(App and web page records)
•••

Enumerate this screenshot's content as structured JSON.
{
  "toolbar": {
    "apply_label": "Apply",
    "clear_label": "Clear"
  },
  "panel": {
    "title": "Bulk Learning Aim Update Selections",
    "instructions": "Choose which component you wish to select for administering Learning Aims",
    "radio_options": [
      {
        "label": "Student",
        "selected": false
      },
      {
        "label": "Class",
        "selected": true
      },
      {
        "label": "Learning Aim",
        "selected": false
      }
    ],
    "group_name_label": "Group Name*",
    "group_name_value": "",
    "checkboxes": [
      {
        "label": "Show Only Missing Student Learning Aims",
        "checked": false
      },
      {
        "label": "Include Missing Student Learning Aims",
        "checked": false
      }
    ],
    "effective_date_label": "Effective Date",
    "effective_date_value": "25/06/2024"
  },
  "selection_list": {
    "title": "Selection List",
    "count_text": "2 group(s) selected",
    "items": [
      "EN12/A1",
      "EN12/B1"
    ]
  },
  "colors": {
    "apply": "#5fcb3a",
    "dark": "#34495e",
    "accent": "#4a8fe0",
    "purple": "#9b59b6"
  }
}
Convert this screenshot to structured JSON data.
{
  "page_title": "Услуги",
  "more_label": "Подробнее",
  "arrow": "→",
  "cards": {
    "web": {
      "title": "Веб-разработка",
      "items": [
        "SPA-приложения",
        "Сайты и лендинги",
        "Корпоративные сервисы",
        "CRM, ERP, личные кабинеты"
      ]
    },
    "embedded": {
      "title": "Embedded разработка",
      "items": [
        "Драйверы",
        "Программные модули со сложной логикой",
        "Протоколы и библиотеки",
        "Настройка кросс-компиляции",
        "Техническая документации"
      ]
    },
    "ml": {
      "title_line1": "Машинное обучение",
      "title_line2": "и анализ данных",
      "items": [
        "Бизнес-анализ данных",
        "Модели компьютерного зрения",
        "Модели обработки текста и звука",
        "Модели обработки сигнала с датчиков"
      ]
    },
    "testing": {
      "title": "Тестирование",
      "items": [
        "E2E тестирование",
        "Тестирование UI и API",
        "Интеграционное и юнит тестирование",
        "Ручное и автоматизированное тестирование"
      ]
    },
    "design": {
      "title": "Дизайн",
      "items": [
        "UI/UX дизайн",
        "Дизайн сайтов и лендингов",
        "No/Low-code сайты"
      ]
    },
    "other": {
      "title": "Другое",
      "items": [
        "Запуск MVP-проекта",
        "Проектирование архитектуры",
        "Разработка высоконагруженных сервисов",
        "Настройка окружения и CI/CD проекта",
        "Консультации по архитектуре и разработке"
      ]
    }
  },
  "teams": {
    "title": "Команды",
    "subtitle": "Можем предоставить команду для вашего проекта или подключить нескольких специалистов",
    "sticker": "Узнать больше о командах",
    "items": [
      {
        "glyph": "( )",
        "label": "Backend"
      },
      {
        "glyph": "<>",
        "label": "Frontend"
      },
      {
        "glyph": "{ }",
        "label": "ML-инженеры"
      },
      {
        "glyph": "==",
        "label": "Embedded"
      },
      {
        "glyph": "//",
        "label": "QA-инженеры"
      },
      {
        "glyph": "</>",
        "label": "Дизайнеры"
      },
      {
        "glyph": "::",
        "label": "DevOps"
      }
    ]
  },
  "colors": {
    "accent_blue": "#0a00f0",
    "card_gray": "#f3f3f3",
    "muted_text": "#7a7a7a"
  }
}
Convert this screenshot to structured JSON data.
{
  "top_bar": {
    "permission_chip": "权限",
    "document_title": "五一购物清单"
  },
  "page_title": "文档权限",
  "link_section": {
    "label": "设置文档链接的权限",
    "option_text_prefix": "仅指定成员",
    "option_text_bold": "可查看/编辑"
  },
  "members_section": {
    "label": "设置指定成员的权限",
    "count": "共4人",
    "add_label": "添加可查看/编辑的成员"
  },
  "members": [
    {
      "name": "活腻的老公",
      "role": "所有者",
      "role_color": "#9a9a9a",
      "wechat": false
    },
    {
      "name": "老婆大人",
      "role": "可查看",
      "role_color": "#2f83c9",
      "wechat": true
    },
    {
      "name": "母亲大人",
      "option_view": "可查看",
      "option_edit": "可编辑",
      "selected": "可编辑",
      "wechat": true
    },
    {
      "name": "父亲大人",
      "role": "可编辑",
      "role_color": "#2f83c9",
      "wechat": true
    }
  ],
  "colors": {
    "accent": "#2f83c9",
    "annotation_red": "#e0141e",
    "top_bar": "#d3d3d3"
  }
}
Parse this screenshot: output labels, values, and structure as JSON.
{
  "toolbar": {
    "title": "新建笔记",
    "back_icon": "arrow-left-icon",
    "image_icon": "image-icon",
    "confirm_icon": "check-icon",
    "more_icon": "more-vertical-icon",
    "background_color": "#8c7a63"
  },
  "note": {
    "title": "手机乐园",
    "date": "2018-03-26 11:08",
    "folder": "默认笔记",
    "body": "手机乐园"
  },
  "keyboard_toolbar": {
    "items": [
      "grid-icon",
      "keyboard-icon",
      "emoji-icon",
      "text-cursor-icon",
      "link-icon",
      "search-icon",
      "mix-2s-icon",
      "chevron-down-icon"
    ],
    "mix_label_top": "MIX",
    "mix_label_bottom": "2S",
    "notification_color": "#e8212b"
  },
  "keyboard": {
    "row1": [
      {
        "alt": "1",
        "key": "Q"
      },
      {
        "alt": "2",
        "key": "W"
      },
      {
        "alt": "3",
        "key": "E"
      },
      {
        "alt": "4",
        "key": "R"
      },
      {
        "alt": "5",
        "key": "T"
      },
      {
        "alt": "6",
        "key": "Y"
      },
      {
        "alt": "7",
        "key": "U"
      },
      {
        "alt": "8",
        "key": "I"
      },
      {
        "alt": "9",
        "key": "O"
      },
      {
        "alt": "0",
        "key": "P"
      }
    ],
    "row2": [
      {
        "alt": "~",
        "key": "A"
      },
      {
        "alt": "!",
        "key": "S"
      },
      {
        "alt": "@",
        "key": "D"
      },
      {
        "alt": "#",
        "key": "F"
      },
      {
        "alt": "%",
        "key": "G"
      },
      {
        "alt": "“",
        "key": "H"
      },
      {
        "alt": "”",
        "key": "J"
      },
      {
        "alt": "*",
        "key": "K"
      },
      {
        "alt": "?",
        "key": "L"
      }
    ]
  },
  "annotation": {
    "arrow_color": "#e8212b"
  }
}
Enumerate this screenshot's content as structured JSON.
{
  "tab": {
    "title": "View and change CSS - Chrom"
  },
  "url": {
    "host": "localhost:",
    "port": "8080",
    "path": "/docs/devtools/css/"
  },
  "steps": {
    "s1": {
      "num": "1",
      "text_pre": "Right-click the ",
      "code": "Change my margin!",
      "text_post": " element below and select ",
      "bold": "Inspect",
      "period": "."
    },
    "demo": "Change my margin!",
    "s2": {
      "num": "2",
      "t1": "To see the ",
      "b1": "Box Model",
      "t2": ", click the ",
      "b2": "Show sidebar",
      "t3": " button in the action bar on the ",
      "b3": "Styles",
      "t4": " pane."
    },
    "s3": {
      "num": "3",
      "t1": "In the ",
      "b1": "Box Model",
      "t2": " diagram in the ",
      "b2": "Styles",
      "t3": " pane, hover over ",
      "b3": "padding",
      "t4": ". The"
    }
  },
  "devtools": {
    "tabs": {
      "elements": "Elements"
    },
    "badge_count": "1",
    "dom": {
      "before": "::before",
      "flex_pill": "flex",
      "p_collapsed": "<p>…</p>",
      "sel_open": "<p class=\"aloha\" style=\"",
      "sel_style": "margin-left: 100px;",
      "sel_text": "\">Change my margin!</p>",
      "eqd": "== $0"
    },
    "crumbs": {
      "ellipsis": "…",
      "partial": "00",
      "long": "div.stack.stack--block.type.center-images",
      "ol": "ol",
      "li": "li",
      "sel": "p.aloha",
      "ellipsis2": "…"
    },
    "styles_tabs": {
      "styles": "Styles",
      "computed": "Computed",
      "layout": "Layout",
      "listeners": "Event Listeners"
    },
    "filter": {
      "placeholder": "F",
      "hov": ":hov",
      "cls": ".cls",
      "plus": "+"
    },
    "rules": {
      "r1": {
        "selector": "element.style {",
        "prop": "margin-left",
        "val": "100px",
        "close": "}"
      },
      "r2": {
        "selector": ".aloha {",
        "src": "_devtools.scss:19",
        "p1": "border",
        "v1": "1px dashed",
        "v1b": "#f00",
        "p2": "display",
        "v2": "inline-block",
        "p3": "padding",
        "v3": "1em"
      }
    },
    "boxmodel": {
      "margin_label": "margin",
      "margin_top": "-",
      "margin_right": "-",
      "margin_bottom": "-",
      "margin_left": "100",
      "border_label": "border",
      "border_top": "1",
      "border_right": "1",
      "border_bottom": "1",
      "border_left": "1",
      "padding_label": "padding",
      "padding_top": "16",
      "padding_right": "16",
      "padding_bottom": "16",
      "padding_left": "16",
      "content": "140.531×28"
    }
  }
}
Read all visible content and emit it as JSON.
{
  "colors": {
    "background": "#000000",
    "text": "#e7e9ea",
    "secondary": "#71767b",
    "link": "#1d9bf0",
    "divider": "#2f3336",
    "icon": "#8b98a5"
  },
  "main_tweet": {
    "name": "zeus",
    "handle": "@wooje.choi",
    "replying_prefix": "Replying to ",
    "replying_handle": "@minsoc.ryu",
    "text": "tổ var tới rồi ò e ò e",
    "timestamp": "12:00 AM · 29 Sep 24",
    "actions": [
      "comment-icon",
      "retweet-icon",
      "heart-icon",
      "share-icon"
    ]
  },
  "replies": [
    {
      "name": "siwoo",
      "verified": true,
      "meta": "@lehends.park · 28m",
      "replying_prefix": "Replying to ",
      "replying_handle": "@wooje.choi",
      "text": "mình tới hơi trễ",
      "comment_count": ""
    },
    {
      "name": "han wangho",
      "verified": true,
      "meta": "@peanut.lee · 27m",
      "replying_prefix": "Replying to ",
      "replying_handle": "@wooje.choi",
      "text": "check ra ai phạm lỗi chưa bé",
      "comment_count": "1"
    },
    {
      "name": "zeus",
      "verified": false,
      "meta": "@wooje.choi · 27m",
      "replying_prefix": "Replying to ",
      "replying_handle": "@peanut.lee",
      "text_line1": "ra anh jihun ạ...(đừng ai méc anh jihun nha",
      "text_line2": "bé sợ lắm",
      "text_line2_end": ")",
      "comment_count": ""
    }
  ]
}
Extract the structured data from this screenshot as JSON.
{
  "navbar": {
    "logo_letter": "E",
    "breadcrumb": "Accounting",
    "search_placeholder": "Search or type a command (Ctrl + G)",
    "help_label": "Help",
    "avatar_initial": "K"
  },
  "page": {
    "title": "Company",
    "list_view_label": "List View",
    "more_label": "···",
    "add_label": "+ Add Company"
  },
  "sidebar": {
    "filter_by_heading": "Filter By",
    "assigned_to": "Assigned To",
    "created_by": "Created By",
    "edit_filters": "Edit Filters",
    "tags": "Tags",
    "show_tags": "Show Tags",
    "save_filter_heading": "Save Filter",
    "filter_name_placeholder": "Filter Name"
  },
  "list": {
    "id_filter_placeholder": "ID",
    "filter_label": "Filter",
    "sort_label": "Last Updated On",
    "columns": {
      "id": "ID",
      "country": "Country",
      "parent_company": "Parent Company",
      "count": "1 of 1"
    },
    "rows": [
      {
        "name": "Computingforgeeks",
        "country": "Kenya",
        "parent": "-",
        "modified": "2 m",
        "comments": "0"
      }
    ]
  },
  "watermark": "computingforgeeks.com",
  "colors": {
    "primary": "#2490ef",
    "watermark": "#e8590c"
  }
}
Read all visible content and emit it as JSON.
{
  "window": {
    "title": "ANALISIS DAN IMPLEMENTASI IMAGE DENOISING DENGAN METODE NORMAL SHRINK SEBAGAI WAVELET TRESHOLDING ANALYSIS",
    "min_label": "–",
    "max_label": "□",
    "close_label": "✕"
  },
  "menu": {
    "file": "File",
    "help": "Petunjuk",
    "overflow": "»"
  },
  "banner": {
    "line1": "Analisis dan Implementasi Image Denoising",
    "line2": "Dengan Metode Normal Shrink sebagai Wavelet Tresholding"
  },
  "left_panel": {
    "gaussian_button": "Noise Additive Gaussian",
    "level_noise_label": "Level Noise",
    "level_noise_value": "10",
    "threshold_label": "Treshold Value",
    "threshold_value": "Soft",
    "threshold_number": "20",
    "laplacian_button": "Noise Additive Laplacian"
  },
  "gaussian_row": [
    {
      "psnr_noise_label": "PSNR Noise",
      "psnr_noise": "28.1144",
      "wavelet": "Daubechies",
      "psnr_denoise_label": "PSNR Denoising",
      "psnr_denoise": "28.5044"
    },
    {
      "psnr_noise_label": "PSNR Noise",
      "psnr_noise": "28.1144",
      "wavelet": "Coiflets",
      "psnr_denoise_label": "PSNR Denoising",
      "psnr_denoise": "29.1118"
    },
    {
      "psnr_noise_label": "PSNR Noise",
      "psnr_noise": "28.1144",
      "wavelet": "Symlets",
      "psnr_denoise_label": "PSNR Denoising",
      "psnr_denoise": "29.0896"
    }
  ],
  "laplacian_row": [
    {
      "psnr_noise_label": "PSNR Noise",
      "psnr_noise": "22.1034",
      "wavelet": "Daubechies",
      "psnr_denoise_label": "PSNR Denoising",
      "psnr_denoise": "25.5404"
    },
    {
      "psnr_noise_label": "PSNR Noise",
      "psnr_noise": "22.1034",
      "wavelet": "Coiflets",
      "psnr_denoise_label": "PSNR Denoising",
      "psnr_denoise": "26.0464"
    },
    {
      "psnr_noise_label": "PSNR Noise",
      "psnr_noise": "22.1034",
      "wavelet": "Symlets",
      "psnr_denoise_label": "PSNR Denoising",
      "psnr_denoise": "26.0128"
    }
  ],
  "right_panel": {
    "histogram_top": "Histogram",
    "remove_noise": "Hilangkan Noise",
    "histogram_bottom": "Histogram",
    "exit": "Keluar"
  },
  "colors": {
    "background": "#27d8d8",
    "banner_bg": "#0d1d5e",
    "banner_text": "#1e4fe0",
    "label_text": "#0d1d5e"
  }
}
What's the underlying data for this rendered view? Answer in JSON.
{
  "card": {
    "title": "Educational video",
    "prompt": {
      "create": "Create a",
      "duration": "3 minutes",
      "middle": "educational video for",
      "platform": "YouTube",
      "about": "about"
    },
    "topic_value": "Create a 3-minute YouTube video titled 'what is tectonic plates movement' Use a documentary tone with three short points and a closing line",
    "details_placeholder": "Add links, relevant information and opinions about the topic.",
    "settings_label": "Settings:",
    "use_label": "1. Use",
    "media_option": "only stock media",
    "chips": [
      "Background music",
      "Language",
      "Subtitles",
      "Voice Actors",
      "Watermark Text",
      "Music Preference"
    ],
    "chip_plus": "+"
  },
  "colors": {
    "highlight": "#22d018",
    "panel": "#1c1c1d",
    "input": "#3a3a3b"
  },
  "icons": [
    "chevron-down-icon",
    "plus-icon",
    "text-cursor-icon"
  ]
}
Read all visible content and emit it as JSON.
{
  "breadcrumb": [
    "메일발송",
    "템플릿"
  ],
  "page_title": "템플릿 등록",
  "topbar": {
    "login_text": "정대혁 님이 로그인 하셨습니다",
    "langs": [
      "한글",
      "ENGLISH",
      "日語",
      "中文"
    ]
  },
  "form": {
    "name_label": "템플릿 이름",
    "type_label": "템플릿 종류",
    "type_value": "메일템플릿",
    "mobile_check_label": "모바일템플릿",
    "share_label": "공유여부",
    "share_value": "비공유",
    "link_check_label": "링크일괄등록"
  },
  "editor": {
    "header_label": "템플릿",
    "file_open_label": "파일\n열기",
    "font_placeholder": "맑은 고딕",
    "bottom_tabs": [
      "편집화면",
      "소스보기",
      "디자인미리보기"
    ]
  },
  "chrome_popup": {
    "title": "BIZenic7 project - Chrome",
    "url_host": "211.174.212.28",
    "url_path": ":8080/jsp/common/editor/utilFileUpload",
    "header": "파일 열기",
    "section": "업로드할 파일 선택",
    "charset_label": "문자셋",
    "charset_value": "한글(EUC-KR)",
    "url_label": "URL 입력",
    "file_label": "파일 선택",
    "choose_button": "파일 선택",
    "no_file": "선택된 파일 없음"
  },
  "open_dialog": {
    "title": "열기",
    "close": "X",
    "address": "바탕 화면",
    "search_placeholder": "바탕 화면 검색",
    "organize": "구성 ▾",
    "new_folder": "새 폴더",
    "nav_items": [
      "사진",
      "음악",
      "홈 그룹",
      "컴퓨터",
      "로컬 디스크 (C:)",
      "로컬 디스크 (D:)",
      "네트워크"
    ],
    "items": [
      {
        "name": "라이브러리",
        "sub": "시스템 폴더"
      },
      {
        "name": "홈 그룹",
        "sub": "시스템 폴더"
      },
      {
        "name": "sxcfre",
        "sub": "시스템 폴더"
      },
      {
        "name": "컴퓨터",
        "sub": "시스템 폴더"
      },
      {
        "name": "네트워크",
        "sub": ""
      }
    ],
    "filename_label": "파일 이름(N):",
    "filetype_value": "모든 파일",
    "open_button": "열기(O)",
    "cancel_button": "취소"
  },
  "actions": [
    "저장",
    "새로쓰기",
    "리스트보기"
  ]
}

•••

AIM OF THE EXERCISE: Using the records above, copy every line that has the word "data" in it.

EXERCISE RESULT:
Convert this screenshot to structured JSON data.
Convert this screenshot to structured JSON data.
Extract the structured data from this screenshot as JSON.
What's the underlying data for this rendered view? Answer in JSON.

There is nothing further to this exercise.